Website and app data records:
[Start of Attachment]

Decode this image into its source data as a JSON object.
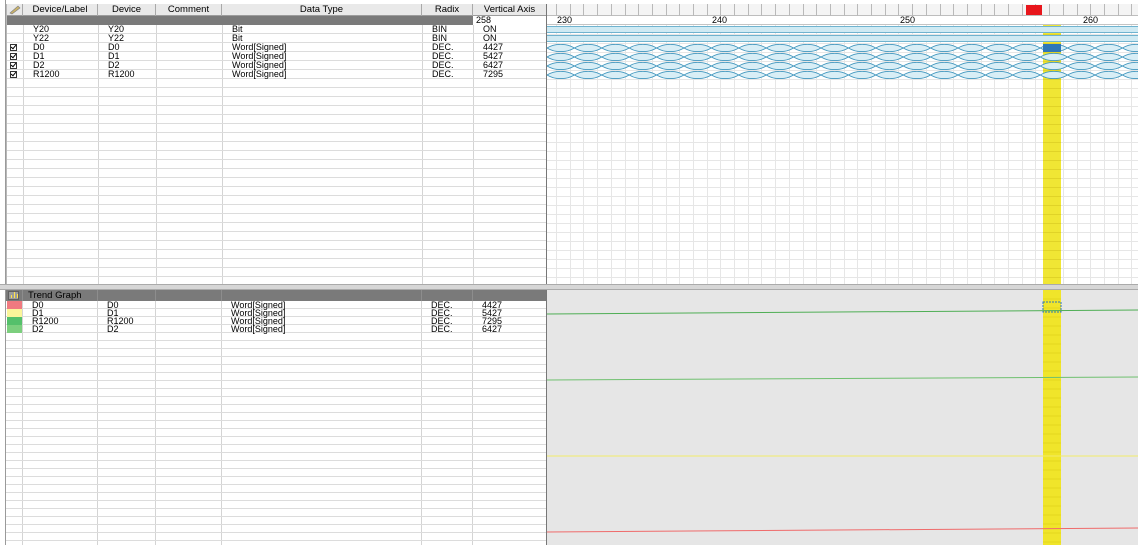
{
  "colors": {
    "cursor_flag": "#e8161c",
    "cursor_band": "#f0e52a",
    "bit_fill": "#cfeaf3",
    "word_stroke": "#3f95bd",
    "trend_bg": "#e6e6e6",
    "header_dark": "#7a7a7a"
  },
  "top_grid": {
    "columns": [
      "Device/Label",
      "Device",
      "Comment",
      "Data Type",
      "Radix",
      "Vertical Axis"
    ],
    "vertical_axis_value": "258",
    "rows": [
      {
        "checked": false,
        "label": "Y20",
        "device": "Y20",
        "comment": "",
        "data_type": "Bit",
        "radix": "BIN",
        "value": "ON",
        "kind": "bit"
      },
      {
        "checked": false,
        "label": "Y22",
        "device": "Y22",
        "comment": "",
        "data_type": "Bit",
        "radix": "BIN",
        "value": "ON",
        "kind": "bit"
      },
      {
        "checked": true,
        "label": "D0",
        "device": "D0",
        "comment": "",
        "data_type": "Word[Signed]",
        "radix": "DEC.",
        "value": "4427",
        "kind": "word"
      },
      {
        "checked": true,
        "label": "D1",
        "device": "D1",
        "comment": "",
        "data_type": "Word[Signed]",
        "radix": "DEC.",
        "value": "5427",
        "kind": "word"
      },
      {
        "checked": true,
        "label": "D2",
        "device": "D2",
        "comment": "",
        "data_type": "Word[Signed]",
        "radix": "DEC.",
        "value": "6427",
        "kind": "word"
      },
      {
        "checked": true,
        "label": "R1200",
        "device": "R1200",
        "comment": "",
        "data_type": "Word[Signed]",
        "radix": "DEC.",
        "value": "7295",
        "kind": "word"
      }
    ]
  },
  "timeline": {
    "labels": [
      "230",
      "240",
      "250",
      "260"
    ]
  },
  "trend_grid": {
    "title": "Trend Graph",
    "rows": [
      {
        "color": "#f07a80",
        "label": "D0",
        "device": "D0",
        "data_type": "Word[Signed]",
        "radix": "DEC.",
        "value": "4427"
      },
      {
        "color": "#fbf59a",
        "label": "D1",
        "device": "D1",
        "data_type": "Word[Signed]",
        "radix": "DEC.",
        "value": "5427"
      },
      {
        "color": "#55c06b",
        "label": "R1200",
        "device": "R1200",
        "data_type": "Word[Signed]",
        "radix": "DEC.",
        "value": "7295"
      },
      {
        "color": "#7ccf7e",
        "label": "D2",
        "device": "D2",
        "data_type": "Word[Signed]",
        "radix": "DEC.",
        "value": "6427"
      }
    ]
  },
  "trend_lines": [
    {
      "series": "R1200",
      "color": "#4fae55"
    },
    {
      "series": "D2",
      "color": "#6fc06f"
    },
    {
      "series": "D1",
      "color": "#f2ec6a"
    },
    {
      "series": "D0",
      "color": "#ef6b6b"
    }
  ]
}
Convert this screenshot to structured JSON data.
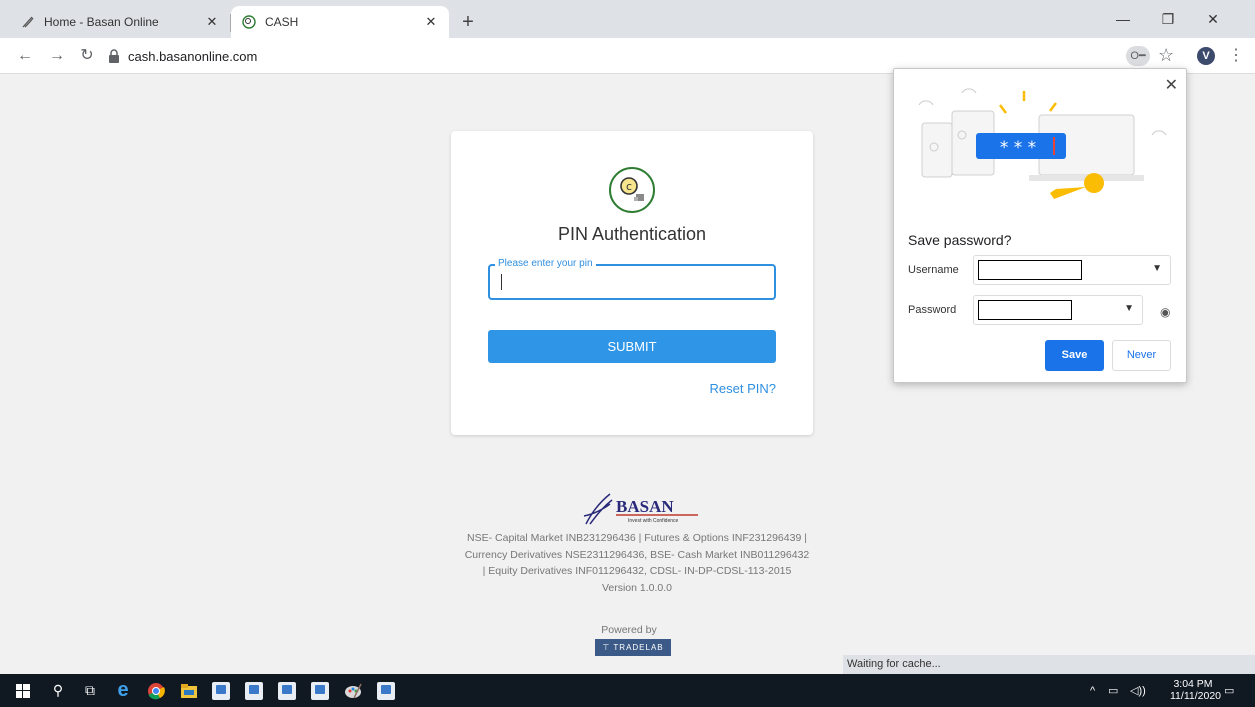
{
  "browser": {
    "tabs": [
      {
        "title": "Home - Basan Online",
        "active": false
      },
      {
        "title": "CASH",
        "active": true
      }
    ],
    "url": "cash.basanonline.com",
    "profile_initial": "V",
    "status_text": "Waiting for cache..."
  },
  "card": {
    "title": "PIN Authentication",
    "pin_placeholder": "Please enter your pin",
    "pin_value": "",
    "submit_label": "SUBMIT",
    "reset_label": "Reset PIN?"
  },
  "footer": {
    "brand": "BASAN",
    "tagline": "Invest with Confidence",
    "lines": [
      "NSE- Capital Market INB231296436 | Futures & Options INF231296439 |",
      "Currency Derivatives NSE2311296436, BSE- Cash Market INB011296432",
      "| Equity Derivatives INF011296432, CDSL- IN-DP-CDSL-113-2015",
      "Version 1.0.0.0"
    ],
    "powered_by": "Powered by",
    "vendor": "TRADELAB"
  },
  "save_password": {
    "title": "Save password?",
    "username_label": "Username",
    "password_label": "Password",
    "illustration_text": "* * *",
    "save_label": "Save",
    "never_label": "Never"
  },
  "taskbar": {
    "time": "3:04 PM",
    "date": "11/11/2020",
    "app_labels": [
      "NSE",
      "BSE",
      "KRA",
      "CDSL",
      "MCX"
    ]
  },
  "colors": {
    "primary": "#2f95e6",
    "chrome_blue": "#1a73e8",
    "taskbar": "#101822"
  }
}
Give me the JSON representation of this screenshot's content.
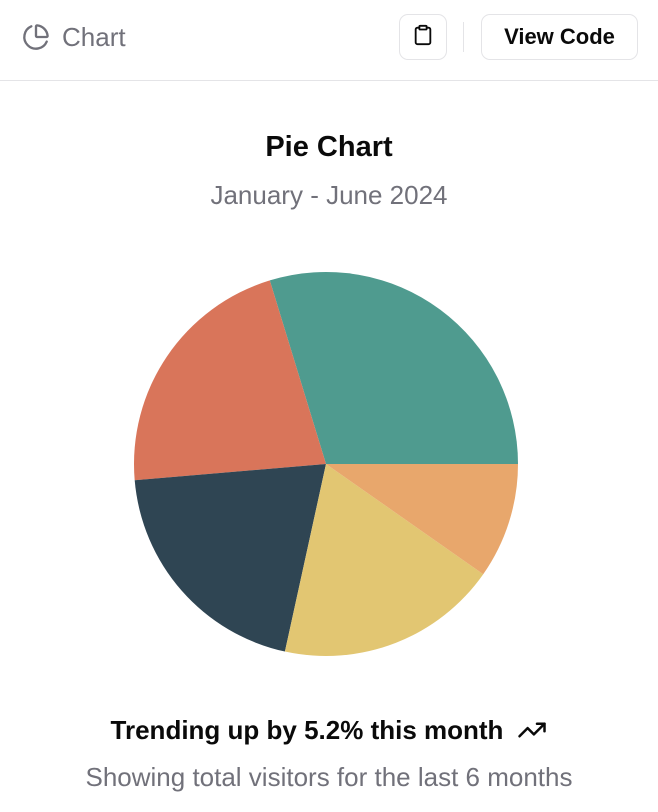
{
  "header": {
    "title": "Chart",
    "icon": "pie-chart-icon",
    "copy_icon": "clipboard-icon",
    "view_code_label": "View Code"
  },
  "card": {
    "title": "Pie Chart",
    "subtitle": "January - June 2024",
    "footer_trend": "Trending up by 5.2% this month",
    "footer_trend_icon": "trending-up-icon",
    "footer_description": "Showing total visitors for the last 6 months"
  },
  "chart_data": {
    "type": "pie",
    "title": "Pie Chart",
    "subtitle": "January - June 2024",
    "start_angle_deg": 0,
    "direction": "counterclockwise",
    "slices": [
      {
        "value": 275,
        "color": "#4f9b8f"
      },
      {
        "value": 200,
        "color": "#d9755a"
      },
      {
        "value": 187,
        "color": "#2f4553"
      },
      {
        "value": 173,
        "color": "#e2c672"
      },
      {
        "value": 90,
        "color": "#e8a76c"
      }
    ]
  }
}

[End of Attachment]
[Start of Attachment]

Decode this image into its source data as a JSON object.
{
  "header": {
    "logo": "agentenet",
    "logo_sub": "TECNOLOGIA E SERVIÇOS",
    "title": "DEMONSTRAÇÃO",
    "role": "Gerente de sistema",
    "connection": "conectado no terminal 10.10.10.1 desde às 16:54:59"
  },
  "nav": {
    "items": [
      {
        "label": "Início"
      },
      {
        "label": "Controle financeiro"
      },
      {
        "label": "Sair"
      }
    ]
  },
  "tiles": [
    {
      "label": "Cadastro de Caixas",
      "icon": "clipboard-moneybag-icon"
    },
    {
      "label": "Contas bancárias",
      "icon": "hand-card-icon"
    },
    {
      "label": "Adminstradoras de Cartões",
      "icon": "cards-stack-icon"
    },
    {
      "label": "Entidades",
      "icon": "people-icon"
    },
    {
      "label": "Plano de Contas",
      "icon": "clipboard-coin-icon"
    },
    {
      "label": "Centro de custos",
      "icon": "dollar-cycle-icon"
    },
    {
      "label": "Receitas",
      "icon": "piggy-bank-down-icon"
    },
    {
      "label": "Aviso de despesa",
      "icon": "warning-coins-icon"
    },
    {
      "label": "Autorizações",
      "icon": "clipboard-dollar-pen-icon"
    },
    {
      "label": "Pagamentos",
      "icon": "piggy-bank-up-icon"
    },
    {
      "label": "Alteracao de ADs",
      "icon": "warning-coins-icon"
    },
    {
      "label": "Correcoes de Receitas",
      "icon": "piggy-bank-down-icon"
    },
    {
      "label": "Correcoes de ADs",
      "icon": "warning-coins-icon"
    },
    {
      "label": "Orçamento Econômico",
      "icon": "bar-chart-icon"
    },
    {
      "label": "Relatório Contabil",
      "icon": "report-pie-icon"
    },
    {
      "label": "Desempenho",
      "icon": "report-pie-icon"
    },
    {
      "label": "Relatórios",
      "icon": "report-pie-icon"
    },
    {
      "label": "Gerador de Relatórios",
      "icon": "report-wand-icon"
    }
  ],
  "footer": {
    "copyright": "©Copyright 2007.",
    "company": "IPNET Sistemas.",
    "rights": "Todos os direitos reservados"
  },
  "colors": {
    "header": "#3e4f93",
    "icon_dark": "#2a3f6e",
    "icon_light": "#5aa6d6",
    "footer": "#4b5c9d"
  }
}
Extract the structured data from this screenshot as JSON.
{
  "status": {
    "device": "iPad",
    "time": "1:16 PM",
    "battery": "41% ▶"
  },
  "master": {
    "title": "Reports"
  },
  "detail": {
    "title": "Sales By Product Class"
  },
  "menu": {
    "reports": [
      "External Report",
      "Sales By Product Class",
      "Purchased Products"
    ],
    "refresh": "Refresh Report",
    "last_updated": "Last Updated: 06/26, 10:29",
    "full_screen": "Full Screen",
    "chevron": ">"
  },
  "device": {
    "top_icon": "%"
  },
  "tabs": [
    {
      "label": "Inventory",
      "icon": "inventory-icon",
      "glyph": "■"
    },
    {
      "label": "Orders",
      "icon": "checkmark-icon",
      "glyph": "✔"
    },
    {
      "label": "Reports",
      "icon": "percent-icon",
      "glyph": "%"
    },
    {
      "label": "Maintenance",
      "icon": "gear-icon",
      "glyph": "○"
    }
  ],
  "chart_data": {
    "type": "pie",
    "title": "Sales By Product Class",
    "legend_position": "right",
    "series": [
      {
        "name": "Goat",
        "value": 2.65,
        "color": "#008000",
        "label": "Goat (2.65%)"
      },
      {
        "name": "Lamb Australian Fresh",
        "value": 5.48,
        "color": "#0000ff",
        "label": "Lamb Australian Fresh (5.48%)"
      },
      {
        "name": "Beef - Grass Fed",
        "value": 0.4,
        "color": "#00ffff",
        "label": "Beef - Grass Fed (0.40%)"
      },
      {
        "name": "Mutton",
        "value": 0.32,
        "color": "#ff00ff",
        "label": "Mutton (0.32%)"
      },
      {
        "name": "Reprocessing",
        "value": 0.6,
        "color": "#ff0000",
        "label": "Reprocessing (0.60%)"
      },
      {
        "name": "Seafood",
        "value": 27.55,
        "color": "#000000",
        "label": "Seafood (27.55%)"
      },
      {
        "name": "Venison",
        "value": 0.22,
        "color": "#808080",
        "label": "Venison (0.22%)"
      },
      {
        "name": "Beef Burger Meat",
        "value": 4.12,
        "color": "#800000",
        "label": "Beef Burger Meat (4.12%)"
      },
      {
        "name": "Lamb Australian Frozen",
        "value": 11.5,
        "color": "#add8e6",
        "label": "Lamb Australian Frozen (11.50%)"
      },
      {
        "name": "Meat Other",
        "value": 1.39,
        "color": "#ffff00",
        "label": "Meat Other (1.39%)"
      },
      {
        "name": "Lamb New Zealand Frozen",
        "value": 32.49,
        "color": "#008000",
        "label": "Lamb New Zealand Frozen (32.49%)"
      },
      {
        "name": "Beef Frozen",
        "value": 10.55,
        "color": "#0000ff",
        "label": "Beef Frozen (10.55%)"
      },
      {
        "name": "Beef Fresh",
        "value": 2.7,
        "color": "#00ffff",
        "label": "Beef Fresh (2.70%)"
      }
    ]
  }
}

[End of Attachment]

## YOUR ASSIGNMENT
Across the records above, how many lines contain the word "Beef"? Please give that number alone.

## EXERCISE SOLUTION
8